[Opening The data section]

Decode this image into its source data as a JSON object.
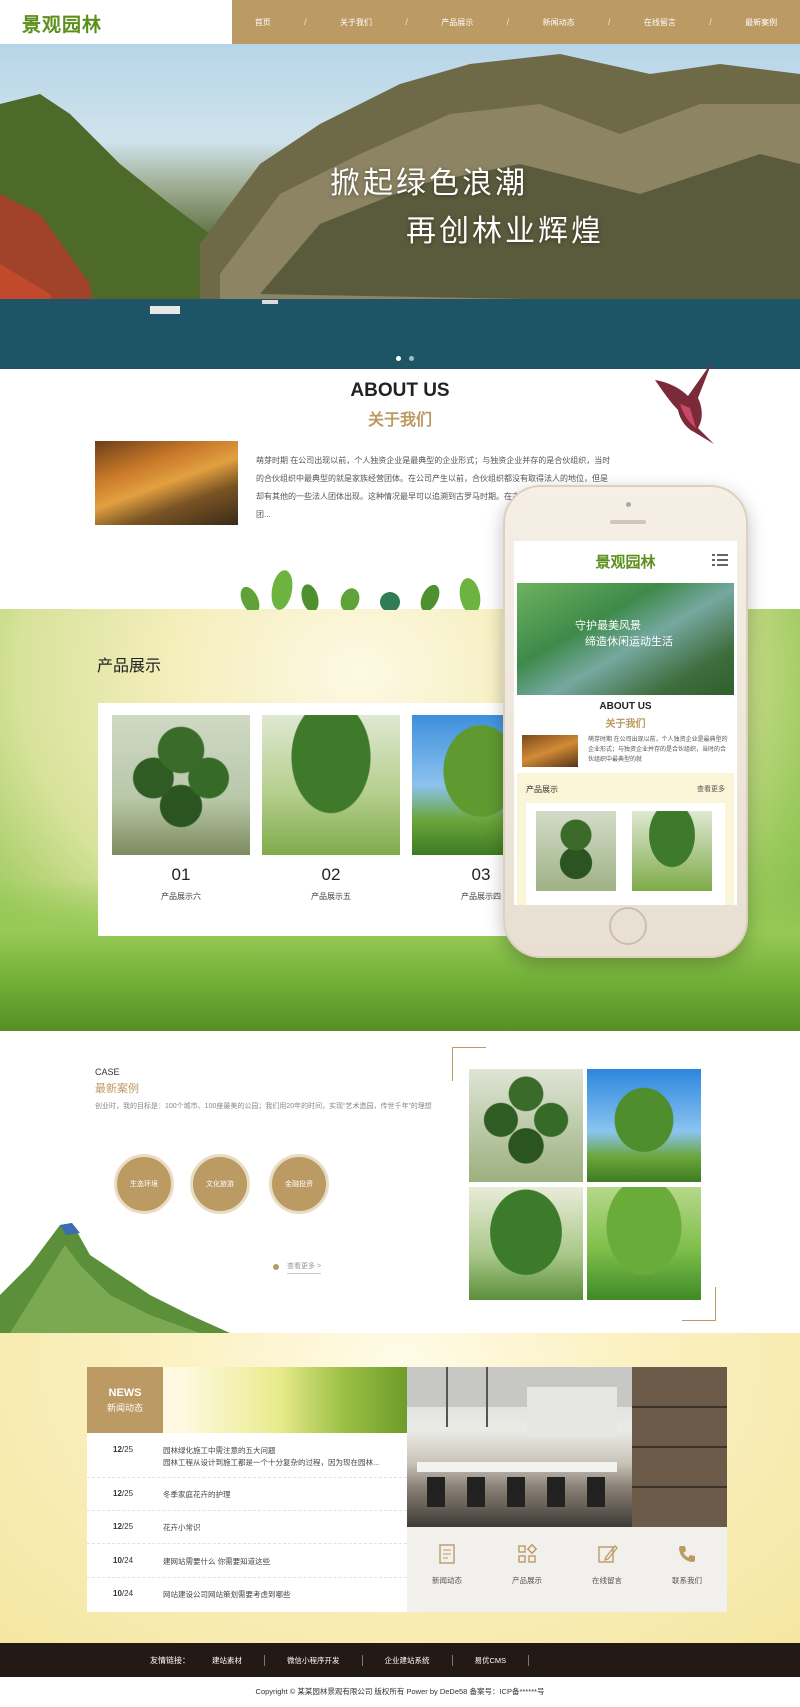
{
  "header": {
    "logo": "景观园林",
    "nav": [
      "首页",
      "关于我们",
      "产品展示",
      "新闻动态",
      "在线留言",
      "最新案例"
    ],
    "separator": "/"
  },
  "banner": {
    "line1": "掀起绿色浪潮",
    "line2": "再创林业辉煌",
    "slides_total": 2,
    "active_slide": 1
  },
  "about": {
    "title_en": "ABOUT US",
    "title_cn": "关于我们",
    "text": "萌芽时期 在公司出现以前，个人独资企业是最典型的企业形式；与独资企业并存的是合伙组织，当时的合伙组织中最典型的就是家族经营团体。在公司产生以前，合伙组织都没有取得法人的地位，但是却有其他的一些法人团体出现。这种情况最早可以追溯到古罗马时期。在古罗马，国家、地方自治团..."
  },
  "products": {
    "title": "产品展示",
    "items": [
      {
        "num": "01",
        "label": "产品展示六"
      },
      {
        "num": "02",
        "label": "产品展示五"
      },
      {
        "num": "03",
        "label": "产品展示四"
      }
    ]
  },
  "phone": {
    "logo": "景观园林",
    "banner_line1": "守护最美风景",
    "banner_line2": "缔造休闲运动生活",
    "about_en": "ABOUT US",
    "about_cn": "关于我们",
    "about_text": "萌芽时期 在公司出现以前，个人独资企业是最典型的企业形式；与独资企业并存的是合伙组织，当时的合伙组织中最典型的就",
    "prod_title": "产品展示",
    "prod_more": "查看更多"
  },
  "case": {
    "label_en": "CASE",
    "label_cn": "最新案例",
    "desc": "创业时，我的目标是：100个城市、100座最美的公园；我们用20年的时间，实现“艺术造园，传世千年”的理想",
    "circles": [
      "生态环境",
      "文化旅游",
      "金融投资"
    ],
    "more": "查看更多 >"
  },
  "news": {
    "tag_en": "NEWS",
    "tag_cn": "新闻动态",
    "items": [
      {
        "day": "12",
        "month": "/25",
        "title": "园林绿化施工中需注意的五大问题",
        "sub": "园林工程从设计到施工都是一个十分复杂的过程，因为现在园林..."
      },
      {
        "day": "12",
        "month": "/25",
        "title": "冬季家庭花卉的护理",
        "sub": ""
      },
      {
        "day": "12",
        "month": "/25",
        "title": "花卉小常识",
        "sub": ""
      },
      {
        "day": "10",
        "month": "/24",
        "title": "建网站需要什么 你需要知道这些",
        "sub": ""
      },
      {
        "day": "10",
        "month": "/24",
        "title": "网站建设公司网站策划需要考虑到哪些",
        "sub": ""
      }
    ],
    "quick": [
      {
        "label": "新闻动态",
        "icon": "document-icon"
      },
      {
        "label": "产品展示",
        "icon": "grid-icon"
      },
      {
        "label": "在线留言",
        "icon": "edit-icon"
      },
      {
        "label": "联系我们",
        "icon": "phone-icon"
      }
    ]
  },
  "footer": {
    "links_label": "友情链接：",
    "links": [
      "建站素材",
      "微信小程序开发",
      "企业建站系统",
      "易优CMS"
    ],
    "copyright": "Copyright © 某某园林景观有限公司 版权所有 Power by DeDe58 备案号：ICP备******号"
  },
  "colors": {
    "accent": "#bb9a63",
    "logo_green": "#5d8f1d",
    "footer_bg": "#231a15"
  }
}
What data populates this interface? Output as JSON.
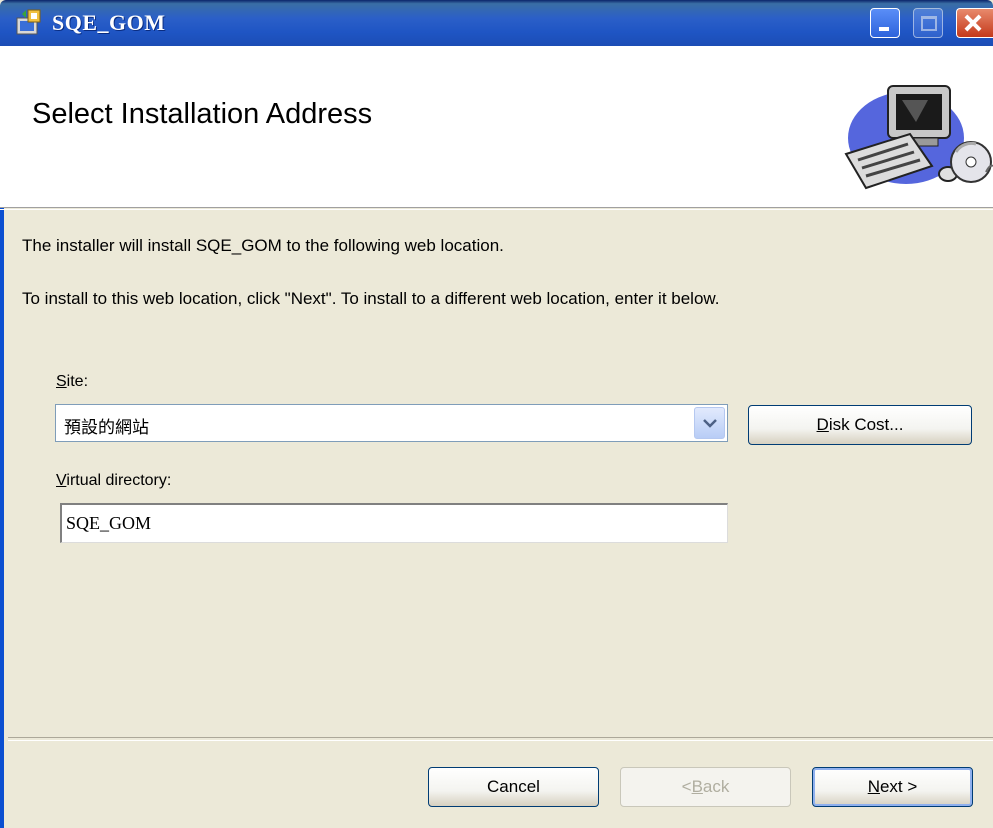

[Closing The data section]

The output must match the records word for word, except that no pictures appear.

> [Worked solution]:
Decode this image into its source data as a JSON object.
{
  "header": {
    "logo": "景观园林",
    "nav": [
      "首页",
      "关于我们",
      "产品展示",
      "新闻动态",
      "在线留言",
      "最新案例"
    ],
    "separator": "/"
  },
  "banner": {
    "line1": "掀起绿色浪潮",
    "line2": "再创林业辉煌",
    "slides_total": 2,
    "active_slide": 1
  },
  "about": {
    "title_en": "ABOUT US",
    "title_cn": "关于我们",
    "text": "萌芽时期 在公司出现以前，个人独资企业是最典型的企业形式；与独资企业并存的是合伙组织，当时的合伙组织中最典型的就是家族经营团体。在公司产生以前，合伙组织都没有取得法人的地位，但是却有其他的一些法人团体出现。这种情况最早可以追溯到古罗马时期。在古罗马，国家、地方自治团..."
  },
  "products": {
    "title": "产品展示",
    "items": [
      {
        "num": "01",
        "label": "产品展示六"
      },
      {
        "num": "02",
        "label": "产品展示五"
      },
      {
        "num": "03",
        "label": "产品展示四"
      }
    ]
  },
  "phone": {
    "logo": "景观园林",
    "banner_line1": "守护最美风景",
    "banner_line2": "缔造休闲运动生活",
    "about_en": "ABOUT US",
    "about_cn": "关于我们",
    "about_text": "萌芽时期 在公司出现以前，个人独资企业是最典型的企业形式；与独资企业并存的是合伙组织，当时的合伙组织中最典型的就",
    "prod_title": "产品展示",
    "prod_more": "查看更多"
  },
  "case": {
    "label_en": "CASE",
    "label_cn": "最新案例",
    "desc": "创业时，我的目标是：100个城市、100座最美的公园；我们用20年的时间，实现“艺术造园，传世千年”的理想",
    "circles": [
      "生态环境",
      "文化旅游",
      "金融投资"
    ],
    "more": "查看更多 >"
  },
  "news": {
    "tag_en": "NEWS",
    "tag_cn": "新闻动态",
    "items": [
      {
        "day": "12",
        "month": "/25",
        "title": "园林绿化施工中需注意的五大问题",
        "sub": "园林工程从设计到施工都是一个十分复杂的过程，因为现在园林..."
      },
      {
        "day": "12",
        "month": "/25",
        "title": "冬季家庭花卉的护理",
        "sub": ""
      },
      {
        "day": "12",
        "month": "/25",
        "title": "花卉小常识",
        "sub": ""
      },
      {
        "day": "10",
        "month": "/24",
        "title": "建网站需要什么 你需要知道这些",
        "sub": ""
      },
      {
        "day": "10",
        "month": "/24",
        "title": "网站建设公司网站策划需要考虑到哪些",
        "sub": ""
      }
    ],
    "quick": [
      {
        "label": "新闻动态",
        "icon": "document-icon"
      },
      {
        "label": "产品展示",
        "icon": "grid-icon"
      },
      {
        "label": "在线留言",
        "icon": "edit-icon"
      },
      {
        "label": "联系我们",
        "icon": "phone-icon"
      }
    ]
  },
  "footer": {
    "links_label": "友情链接：",
    "links": [
      "建站素材",
      "微信小程序开发",
      "企业建站系统",
      "易优CMS"
    ],
    "copyright": "Copyright © 某某园林景观有限公司 版权所有 Power by DeDe58 备案号：ICP备******号"
  },
  "colors": {
    "accent": "#bb9a63",
    "logo_green": "#5d8f1d",
    "footer_bg": "#231a15"
  }
}
What data populates this interface? Output as JSON.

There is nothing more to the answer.